Deontology - a rules and principle based theory. You do the right thing by following a specific set of rules, regardless of your own personal opinions. There are Ethical Codes across all facets of society, and when working for specific companies and businesses, journalists would do well to abide by these rules.
What sorts of rules are embedded in the Journalism Code of Ethics?
  • Honesty
  • Fairness
Journalists are not ethically required to be objective - simply fair and balanced. It is not in the PR, nor the advertising code of ethics either.

Consequentialism - it doesn't matter how you get there as long as you get the right outcomes. The end may in fact justify the means - it also relates to the outcome being of the greatest good FOR THE GREATEST NUMBER; this is important in considering the idea of "sacrificing the one for the needs of the many".
One of the great myths in consequentialism is that whatever the majority thinks is right - we can use the example of Adolf Hitler's majority vote in the democratic election of 1933. 

Virtue - based on good dispositions of character.
Goodness (happiness) comes from good habits of character. These habits are 'virtues' such as courage, justice, temperance and prudence; these habits are arrived at through experience. For example, one only learns to be courageous from being rash and cowardly in the past; as it is the middle ground.

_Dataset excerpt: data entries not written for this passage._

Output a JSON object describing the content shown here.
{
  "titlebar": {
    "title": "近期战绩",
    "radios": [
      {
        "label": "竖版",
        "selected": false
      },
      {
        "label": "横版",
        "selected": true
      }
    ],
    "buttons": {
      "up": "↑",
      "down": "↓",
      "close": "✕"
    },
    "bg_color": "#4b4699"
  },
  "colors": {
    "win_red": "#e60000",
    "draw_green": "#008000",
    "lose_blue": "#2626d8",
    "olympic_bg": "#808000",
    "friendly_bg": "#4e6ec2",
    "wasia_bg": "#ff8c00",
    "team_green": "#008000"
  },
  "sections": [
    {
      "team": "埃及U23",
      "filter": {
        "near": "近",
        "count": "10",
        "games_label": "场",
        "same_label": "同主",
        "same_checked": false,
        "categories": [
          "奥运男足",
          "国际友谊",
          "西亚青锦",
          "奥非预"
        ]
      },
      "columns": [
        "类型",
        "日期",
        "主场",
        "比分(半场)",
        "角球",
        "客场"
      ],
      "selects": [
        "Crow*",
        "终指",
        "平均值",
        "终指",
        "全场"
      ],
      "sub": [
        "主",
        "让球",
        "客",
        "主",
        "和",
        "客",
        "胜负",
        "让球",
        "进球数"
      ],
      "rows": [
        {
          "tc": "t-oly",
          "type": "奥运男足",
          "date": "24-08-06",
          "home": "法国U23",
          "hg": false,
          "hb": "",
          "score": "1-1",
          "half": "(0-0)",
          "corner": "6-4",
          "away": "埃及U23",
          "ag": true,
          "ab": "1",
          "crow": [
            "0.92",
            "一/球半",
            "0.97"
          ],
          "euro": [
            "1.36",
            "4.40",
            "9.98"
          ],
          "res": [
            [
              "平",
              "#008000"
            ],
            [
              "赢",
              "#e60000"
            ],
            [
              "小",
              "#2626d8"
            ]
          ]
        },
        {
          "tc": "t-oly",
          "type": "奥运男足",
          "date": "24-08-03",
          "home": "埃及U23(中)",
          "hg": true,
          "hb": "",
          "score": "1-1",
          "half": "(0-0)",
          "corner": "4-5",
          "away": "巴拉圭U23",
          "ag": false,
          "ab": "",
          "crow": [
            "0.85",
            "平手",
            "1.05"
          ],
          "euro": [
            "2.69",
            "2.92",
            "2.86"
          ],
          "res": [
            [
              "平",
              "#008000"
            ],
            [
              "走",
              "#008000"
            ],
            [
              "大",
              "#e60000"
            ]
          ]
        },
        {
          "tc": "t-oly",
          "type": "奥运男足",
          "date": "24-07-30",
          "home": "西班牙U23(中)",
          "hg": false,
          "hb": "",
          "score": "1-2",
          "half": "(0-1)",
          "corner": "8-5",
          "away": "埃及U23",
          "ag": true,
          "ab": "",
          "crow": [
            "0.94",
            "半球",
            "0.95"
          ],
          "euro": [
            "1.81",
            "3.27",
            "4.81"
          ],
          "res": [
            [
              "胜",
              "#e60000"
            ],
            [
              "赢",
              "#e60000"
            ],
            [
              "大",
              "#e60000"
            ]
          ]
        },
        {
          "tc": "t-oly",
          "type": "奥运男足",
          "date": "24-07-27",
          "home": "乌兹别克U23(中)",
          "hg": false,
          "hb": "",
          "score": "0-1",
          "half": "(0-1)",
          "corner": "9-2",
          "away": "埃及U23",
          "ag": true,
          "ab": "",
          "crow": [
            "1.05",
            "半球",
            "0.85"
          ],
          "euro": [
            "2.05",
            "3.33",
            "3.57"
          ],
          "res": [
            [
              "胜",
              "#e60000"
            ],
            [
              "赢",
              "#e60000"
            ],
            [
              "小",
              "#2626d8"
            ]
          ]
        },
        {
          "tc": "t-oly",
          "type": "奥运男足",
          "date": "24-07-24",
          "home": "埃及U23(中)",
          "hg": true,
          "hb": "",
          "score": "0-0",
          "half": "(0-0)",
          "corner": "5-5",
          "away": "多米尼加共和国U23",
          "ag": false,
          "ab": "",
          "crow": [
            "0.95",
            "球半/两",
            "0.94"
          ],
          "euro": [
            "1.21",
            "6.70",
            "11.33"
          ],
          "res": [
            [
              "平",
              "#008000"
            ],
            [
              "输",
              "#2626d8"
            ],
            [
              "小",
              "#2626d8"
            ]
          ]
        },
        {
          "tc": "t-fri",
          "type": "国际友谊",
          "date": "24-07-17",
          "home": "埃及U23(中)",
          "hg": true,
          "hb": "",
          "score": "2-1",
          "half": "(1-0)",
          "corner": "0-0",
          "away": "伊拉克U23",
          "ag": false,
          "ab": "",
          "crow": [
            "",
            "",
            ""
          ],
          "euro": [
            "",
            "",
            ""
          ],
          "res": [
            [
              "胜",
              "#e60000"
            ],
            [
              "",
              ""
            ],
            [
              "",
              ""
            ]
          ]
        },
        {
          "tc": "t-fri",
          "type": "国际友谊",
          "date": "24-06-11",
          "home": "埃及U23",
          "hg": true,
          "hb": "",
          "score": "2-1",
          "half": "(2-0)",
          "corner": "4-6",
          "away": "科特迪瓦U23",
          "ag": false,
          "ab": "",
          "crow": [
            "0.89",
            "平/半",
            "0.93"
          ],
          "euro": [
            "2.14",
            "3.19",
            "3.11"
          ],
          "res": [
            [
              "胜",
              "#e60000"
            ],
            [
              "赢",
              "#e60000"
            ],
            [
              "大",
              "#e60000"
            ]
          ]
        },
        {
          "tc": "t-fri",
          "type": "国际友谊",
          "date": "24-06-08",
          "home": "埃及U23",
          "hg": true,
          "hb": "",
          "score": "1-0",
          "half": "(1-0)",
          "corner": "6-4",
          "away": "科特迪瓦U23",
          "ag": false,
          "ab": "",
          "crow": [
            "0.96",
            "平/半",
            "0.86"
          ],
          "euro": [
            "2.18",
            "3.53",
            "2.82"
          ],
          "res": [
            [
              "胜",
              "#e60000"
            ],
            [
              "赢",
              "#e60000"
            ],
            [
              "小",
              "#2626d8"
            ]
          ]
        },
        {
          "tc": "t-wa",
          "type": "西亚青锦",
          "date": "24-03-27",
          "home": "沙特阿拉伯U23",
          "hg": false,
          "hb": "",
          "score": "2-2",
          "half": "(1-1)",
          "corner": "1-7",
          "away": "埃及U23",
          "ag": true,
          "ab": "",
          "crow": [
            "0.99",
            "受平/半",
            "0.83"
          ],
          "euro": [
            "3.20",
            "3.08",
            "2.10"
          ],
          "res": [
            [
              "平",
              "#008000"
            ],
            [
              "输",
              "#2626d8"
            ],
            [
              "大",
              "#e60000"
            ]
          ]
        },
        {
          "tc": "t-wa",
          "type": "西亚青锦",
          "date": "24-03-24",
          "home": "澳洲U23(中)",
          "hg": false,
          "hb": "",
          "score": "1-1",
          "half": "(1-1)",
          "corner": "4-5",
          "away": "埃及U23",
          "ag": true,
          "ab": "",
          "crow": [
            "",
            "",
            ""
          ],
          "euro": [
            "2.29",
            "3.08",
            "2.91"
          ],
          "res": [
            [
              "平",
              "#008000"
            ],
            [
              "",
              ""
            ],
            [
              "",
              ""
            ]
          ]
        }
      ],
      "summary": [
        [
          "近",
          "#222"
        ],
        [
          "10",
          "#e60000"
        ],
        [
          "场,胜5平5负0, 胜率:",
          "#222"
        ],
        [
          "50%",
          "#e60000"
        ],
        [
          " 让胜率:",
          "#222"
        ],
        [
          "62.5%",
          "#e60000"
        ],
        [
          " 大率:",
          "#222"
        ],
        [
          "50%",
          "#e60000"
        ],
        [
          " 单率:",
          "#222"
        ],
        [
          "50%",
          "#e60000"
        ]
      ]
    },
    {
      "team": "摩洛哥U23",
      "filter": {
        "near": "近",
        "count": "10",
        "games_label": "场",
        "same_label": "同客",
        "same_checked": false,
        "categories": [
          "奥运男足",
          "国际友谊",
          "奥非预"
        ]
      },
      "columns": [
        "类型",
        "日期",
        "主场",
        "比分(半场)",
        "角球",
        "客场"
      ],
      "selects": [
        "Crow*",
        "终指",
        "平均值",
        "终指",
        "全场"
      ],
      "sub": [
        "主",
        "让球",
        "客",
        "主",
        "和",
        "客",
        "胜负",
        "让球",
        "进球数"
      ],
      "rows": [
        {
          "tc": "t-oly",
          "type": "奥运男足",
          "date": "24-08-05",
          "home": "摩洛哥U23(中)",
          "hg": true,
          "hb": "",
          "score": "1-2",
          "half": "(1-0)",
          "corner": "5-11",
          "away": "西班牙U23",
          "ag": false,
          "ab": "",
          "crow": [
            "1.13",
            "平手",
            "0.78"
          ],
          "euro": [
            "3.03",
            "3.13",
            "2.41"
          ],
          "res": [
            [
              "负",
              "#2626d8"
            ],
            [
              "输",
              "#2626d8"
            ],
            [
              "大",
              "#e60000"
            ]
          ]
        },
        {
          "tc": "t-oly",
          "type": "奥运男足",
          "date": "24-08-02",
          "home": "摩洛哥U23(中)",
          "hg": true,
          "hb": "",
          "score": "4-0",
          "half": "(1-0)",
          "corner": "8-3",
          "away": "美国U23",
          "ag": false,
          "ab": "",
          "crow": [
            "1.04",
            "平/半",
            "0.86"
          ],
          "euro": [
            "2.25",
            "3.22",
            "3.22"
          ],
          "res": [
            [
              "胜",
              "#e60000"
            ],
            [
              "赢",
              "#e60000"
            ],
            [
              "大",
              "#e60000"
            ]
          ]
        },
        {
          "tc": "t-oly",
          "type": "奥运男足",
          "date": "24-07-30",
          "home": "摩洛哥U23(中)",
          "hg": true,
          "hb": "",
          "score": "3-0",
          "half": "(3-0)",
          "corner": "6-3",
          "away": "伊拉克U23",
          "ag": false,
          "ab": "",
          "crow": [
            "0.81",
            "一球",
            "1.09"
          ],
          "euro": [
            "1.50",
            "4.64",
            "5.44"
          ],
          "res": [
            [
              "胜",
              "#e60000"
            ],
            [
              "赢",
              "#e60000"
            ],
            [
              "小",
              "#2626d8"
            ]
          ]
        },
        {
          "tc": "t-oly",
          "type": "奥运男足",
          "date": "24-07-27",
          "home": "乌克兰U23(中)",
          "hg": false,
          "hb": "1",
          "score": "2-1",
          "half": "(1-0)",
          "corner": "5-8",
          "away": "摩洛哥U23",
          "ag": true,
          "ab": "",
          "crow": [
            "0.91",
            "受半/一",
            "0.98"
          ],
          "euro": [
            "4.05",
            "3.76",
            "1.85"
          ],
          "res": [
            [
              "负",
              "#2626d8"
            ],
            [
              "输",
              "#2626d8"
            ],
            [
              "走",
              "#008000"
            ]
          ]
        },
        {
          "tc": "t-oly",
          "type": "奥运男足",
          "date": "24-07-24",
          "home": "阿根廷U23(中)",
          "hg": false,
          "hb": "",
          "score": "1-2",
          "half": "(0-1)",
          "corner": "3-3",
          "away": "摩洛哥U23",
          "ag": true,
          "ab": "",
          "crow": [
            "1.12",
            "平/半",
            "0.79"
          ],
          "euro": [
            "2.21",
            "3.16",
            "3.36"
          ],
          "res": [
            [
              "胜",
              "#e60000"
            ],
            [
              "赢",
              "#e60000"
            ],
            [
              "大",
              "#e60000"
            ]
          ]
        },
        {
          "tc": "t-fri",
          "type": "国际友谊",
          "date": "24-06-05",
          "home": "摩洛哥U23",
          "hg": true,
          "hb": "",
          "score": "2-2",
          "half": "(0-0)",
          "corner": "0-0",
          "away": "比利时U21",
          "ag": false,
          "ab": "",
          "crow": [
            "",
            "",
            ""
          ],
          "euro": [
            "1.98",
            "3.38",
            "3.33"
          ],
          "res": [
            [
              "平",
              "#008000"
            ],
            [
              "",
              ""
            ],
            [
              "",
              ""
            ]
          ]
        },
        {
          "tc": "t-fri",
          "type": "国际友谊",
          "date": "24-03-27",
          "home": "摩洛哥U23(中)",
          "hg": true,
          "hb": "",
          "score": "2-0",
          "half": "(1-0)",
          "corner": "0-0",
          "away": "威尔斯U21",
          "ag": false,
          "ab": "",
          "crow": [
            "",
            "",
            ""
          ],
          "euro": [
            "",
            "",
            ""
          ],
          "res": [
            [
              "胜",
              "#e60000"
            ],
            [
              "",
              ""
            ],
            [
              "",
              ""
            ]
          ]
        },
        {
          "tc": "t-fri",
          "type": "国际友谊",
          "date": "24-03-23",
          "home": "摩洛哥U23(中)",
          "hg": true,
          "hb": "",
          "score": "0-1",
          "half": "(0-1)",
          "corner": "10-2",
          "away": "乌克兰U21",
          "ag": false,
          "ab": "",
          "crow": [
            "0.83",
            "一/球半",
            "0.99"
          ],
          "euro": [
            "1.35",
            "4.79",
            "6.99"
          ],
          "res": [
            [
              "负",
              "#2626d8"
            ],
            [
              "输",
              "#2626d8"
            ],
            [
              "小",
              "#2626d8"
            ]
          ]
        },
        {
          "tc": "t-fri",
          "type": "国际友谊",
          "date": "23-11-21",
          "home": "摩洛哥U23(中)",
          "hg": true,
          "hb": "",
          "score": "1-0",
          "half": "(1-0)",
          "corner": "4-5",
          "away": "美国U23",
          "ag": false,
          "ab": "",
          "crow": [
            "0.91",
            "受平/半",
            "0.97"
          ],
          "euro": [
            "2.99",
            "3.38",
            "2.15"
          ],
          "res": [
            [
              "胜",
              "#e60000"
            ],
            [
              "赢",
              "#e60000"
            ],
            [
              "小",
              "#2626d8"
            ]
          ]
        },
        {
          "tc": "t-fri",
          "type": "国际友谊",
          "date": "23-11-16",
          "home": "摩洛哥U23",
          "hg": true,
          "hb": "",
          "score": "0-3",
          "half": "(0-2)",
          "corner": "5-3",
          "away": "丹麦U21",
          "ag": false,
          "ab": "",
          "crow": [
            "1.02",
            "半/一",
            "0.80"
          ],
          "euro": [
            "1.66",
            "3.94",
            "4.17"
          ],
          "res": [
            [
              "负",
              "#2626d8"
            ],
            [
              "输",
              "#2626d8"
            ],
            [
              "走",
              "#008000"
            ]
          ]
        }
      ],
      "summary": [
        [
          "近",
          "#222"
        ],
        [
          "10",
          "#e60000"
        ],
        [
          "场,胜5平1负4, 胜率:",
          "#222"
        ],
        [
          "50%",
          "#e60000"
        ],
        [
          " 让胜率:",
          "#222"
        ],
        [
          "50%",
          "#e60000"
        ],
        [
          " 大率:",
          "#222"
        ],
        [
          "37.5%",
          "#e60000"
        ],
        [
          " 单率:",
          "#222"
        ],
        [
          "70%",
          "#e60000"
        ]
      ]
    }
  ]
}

The difference between Virtue Ethics and Deontological Ethics is that virtue ethics are internal and intristic; one is not simply 'following the rules' - attributes of character are developed over time and they are tempered by experience, thus more valuable a quality in a journalist. Anyone can follow the rules and that is all well and good; but virtue based ethics of journalism make for honest stories.

Every ethical theory fits into one of the above. Dr. Harrison says so! Haha.

There are all sorts of rules embedded within society - for example if you murder someone, there are consequences for it. This is not an absolute rule; there are exemptions, for example in self defence, law enforcers, etc. The military has complete exemption from this rule.
Thus, we must recognise the dimensions of societal principles.
An example of this is working journalists having to respect private property - it is possible for a celebrity to sue a journalist or photographer for taking a photograph of them outside their house; but not for taking a photograph of them at a red carpet event. This is a tough 'rule' to follow as it's a hard line to cross. For example, I think I remember a photograph of Hillary Duff performing fellatio on her husband in their own home going around the internet, and I have a feeling that she would have been able to sue the paparazzo who took & published the image. This is something I'd like to look up.

What codes are there:
  • MEAA Code
  • PRIA Code
  • AFA Code - one of the best ones, apparently
  • AANA Code

Point of interest:
Multiple times throughout this lecture, we were asked if we had any questions.
Multiple times throughout this lecture, I put my hand up because I had questions.
Multiple times throughout this lecture, other people's questions were answered.
Multiple times throughout this lecture, I was looked at in the eyes by our guest lecturer, and was ignored.
This makes me feel like a very valued member of this course.
I promise.

No comments:

Post a Comment

Hi, thanks for leaving a comment!